— SUPPLIED MATERIAL —
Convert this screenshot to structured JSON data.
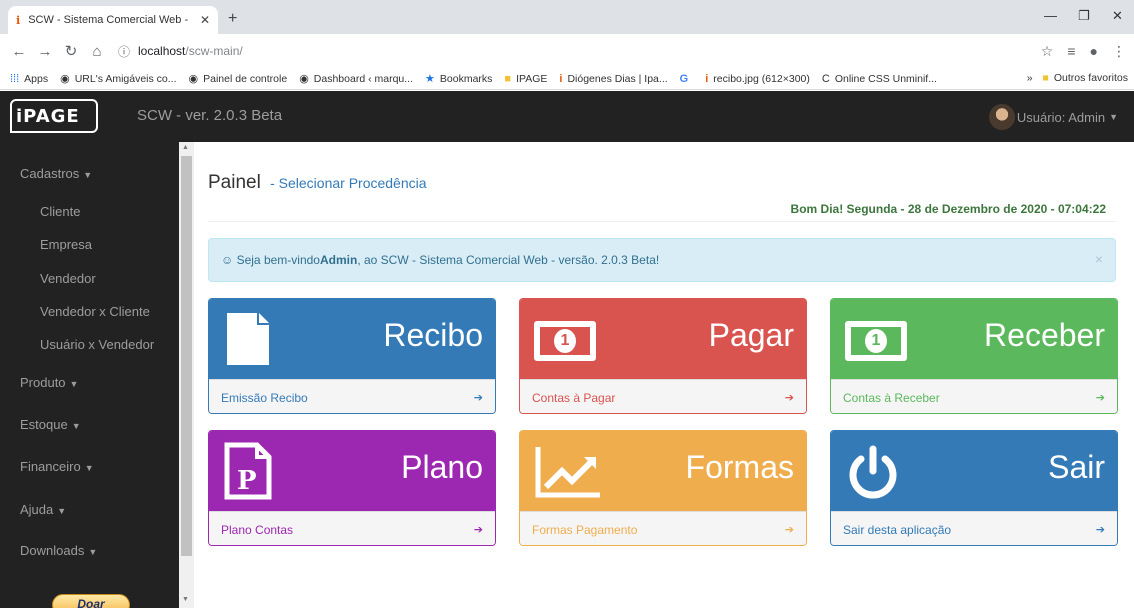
{
  "browser": {
    "tab_title": "SCW - Sistema Comercial Web -",
    "url_host": "localhost",
    "url_path": "/scw-main/",
    "bookmarks": [
      {
        "icon": "apps-grid-icon",
        "label": "Apps"
      },
      {
        "icon": "globe-icon",
        "label": "URL's Amigáveis co..."
      },
      {
        "icon": "globe-icon",
        "label": "Painel de controle"
      },
      {
        "icon": "globe-icon",
        "label": "Dashboard ‹ marqu..."
      },
      {
        "icon": "star-icon",
        "label": "Bookmarks"
      },
      {
        "icon": "folder-icon",
        "label": "IPAGE"
      },
      {
        "icon": "ipage-icon",
        "label": "Diógenes Dias | Ipa..."
      },
      {
        "icon": "google-icon",
        "label": ""
      },
      {
        "icon": "ipage-icon",
        "label": "recibo.jpg (612×300)"
      },
      {
        "icon": "c-icon",
        "label": "Online CSS Unminif..."
      }
    ],
    "other_bookmarks": "Outros favoritos"
  },
  "app": {
    "brand": "iPAGE",
    "version": "SCW - ver. 2.0.3 Beta",
    "user_label": "Usuário: Admin"
  },
  "sidebar": {
    "cadastros": "Cadastros",
    "cadastros_items": [
      "Cliente",
      "Empresa",
      "Vendedor",
      "Vendedor x Cliente",
      "Usuário x Vendedor"
    ],
    "produto": "Produto",
    "estoque": "Estoque",
    "financeiro": "Financeiro",
    "ajuda": "Ajuda",
    "downloads": "Downloads",
    "donate": "Doar"
  },
  "main": {
    "title": "Painel",
    "subtitle": "- Selecionar Procedência",
    "greeting": "Bom Dia! Segunda - 28 de Dezembro de 2020 - 07:04:22",
    "alert_prefix": "☺ Seja bem-vindo ",
    "alert_user": "Admin",
    "alert_suffix": ", ao SCW - Sistema Comercial Web - versão. 2.0.3 Beta!",
    "panels": [
      {
        "title": "Recibo",
        "footer": "Emissão Recibo",
        "color": "#337ab7"
      },
      {
        "title": "Pagar",
        "footer": "Contas à Pagar",
        "color": "#d9534f"
      },
      {
        "title": "Receber",
        "footer": "Contas à Receber",
        "color": "#5cb85c"
      },
      {
        "title": "Plano",
        "footer": "Plano Contas",
        "color": "#9c27b0"
      },
      {
        "title": "Formas",
        "footer": "Formas Pagamento",
        "color": "#f0ad4e"
      },
      {
        "title": "Sair",
        "footer": "Sair desta aplicação",
        "color": "#337ab7"
      }
    ]
  }
}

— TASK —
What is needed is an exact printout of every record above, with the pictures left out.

— RESULT BELOW —
Convert this screenshot to structured JSON data.
{
  "browser": {
    "tab_title": "SCW - Sistema Comercial Web -",
    "url_host": "localhost",
    "url_path": "/scw-main/",
    "bookmarks": [
      {
        "icon": "apps-grid-icon",
        "label": "Apps"
      },
      {
        "icon": "globe-icon",
        "label": "URL's Amigáveis co..."
      },
      {
        "icon": "globe-icon",
        "label": "Painel de controle"
      },
      {
        "icon": "globe-icon",
        "label": "Dashboard ‹ marqu..."
      },
      {
        "icon": "star-icon",
        "label": "Bookmarks"
      },
      {
        "icon": "folder-icon",
        "label": "IPAGE"
      },
      {
        "icon": "ipage-icon",
        "label": "Diógenes Dias | Ipa..."
      },
      {
        "icon": "google-icon",
        "label": ""
      },
      {
        "icon": "ipage-icon",
        "label": "recibo.jpg (612×300)"
      },
      {
        "icon": "c-icon",
        "label": "Online CSS Unminif..."
      }
    ],
    "other_bookmarks": "Outros favoritos"
  },
  "app": {
    "brand": "iPAGE",
    "version": "SCW - ver. 2.0.3 Beta",
    "user_label": "Usuário: Admin"
  },
  "sidebar": {
    "cadastros": "Cadastros",
    "cadastros_items": [
      "Cliente",
      "Empresa",
      "Vendedor",
      "Vendedor x Cliente",
      "Usuário x Vendedor"
    ],
    "produto": "Produto",
    "estoque": "Estoque",
    "financeiro": "Financeiro",
    "ajuda": "Ajuda",
    "downloads": "Downloads",
    "donate": "Doar"
  },
  "main": {
    "title": "Painel",
    "subtitle": "- Selecionar Procedência",
    "greeting": "Bom Dia! Segunda - 28 de Dezembro de 2020 - 07:04:22",
    "alert_prefix": "☺ Seja bem-vindo ",
    "alert_user": "Admin",
    "alert_suffix": ", ao SCW - Sistema Comercial Web - versão. 2.0.3 Beta!",
    "panels": [
      {
        "title": "Recibo",
        "footer": "Emissão Recibo",
        "color": "#337ab7"
      },
      {
        "title": "Pagar",
        "footer": "Contas à Pagar",
        "color": "#d9534f"
      },
      {
        "title": "Receber",
        "footer": "Contas à Receber",
        "color": "#5cb85c"
      },
      {
        "title": "Plano",
        "footer": "Plano Contas",
        "color": "#9c27b0"
      },
      {
        "title": "Formas",
        "footer": "Formas Pagamento",
        "color": "#f0ad4e"
      },
      {
        "title": "Sair",
        "footer": "Sair desta aplicação",
        "color": "#337ab7"
      }
    ]
  }
}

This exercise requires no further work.